Sami Ben Salah

post-doctoral associate

After a PhD in Organic Chemistry at the University of “Le Havre Normandie”, Sami Ben Salah performed a first postdoctoral internship at the “Ecole Supérieure de Physique et de Chimie Industrielles de la Ville de Paris” (ESPCI – PSL) under the supervision of Pr Janine COSSY. During this period, he...

Célia Bouacha

graduate student

Célia Bouacha graduated from the University of Strasbourg with a master’s degree in chemistry, biology and drug in 2022. She performed several internships in medicinal chemistry in academic research. In particular, she contributed to various projects such as the synthesis of a therapeutic molecule for the treatment of autism and...

Youssef Boukhchat

Technical Adjunct (permanent staff)

Luc Brunel

Engineer (dsign/devt. eng. | permanent staff)

Luc BRUNEL graduated with a DEA in heterocycle chemistry, polymers and catalysis from the University of Montpellier in 1997. After several experiences in the private sector, since 2003 he has been working as a CNRS engineer in biomolecule development. He works on the SynBio3 platform providing biomolecules of biological interest...

Sonia Cantel

Assistant Professor (permanent staff)

Sonia Cantel completed her PhD in Chemistry of Biomolecules at the University of Montpellier in 2004, under the guidance of Dr. Jean-Alain Fehrentz. Her research concentrated on new solid-phase organic synthesis methodologies for peptidomimetics. Then, she spent two years as a Post-doctoral Fellow in the Laboratory for Translational Research at...

Élodie Carretero

Assistant-Engineer (permanent staff)

Elodie Carretero graduated with a Master’s degree in chemistry of biomolecules from the University of Montpellier in 2019. After a first experience in the private sector on the development of oligonucleotides synthesis for in vitro diagnostics, she joined the CNRS as an Assistant engineer in chemical synthesis in 2021. Since,...

Hélène Carvaillo

graduate student

Hélène Carvaillo graduated from the engineering school CPE Lyon in 2022. During her studies, she had the opportunity to work at Origenis GmbH in Munich, where she was in charge of the synthesis of bioactive molecules. She then joined a double-diploma program at the University of Würzburg where she studied...

CHAISE Samantha
Samantha Chaise

graduate student

Samantha Chaise graduated from the University of Montpellier with a Master's degree in Biomolecular Chemistry, specializing in Applied Synthesis, Separation and Analysis. Since October 2021, she has joined the team and has been working on a PhD thesis entitled "Rational design of enzyme mimes from gamma-peptide foldamers" supervised by Dr....

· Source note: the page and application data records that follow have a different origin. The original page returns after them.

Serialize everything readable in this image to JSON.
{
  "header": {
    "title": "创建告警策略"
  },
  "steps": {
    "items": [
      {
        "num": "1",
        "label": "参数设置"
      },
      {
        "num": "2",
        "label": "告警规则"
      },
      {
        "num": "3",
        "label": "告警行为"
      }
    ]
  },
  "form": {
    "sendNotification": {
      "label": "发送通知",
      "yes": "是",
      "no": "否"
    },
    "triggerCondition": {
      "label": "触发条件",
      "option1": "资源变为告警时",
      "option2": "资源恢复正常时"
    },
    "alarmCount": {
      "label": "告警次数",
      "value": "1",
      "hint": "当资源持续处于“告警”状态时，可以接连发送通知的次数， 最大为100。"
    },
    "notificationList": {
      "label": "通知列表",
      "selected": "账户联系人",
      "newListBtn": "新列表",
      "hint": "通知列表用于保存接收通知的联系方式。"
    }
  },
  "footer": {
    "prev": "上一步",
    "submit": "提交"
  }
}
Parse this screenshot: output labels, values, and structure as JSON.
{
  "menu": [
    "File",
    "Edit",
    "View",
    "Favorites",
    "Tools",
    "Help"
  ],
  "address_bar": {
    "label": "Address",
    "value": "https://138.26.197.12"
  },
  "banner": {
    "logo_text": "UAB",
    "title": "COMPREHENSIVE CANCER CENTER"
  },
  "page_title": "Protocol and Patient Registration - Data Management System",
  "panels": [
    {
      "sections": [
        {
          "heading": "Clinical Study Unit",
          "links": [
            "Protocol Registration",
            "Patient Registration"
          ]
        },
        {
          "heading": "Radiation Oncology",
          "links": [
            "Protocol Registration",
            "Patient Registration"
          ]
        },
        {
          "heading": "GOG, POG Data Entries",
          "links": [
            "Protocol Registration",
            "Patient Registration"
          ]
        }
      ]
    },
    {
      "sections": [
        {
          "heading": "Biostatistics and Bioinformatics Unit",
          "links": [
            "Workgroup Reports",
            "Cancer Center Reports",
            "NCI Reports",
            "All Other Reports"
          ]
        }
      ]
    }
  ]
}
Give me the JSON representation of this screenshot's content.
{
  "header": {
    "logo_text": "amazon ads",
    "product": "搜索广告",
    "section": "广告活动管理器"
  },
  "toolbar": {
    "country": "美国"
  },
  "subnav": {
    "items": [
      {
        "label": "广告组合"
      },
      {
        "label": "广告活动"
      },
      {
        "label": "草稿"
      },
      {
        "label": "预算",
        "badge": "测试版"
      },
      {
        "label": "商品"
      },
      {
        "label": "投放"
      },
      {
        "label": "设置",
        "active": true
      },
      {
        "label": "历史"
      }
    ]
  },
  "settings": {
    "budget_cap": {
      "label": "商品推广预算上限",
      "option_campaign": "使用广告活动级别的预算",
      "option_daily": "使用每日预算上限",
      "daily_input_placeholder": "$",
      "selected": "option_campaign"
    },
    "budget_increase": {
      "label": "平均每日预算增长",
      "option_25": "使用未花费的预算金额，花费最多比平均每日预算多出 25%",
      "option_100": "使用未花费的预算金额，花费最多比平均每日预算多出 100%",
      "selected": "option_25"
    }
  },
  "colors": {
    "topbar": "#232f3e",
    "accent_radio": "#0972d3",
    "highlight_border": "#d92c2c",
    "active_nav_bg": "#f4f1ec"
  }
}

Alain Chavanieu

Full Professor (permanent staff)

Alain Chavanieu received his Ph.D. degree in Biochemistry from the University of Montpellier in 1992. After a postdoctoral period at the University of Birmingham (U.K.) in the group of Pr Barry Levine, he joined the Centre de Biochimie Structurale of Montpellier from 1985 to 2002 as postdoctoral fellow then as...

CLAVIé Margaux
Margaux Clavié

post-doctoral associate

After completing a master’s degree in chemistry of biomolecules at the University of Montpellier in 2019, Margaux Clavié obtained her PhD from the University of Montpellier in 2022 under the supervision of Professors Gilles Subra and Pascal Dumy. During this project, she worked on the development of artificial protein recognition...

Rémi Couderc

M2 trainee

Team Publications